Problem statement ::
Listed below are entries; give the number of lines among them that include "Guwahati", and only that number.
*** Material for this task ***
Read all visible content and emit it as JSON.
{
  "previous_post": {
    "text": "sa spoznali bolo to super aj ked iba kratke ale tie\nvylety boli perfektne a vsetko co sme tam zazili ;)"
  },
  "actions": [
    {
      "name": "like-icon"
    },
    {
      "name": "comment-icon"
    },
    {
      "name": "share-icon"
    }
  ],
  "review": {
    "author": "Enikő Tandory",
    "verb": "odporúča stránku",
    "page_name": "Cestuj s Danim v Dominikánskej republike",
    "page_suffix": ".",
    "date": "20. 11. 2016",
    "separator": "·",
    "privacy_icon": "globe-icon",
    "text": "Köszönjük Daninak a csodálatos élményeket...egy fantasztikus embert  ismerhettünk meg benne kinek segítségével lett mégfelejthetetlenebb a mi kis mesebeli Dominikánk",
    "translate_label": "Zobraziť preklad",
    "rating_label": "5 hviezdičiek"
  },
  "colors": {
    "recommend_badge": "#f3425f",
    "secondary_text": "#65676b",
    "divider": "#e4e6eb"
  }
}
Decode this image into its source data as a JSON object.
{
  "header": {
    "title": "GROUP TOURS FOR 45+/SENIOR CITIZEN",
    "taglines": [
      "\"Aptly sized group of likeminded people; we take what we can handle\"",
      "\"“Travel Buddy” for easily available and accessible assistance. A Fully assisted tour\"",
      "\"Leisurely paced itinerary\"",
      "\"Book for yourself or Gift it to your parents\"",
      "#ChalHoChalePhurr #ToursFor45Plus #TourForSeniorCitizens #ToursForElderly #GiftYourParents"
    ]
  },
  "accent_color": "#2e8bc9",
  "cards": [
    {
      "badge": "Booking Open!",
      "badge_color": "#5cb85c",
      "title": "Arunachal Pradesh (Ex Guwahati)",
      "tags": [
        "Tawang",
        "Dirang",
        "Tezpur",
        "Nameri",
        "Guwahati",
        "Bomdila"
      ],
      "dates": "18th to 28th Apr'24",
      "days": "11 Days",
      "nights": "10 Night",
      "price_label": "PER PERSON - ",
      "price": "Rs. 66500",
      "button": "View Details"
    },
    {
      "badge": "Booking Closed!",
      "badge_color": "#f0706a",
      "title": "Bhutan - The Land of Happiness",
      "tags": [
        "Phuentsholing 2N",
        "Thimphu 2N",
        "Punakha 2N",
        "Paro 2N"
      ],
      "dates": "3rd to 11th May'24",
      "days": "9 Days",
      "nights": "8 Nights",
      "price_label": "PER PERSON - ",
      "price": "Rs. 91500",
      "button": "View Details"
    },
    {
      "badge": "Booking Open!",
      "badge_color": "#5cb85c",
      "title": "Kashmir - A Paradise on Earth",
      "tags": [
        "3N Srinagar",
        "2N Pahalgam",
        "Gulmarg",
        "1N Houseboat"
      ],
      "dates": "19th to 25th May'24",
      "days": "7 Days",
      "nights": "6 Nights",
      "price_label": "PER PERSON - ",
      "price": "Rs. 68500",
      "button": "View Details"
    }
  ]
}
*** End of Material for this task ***
Solution for this task ::
2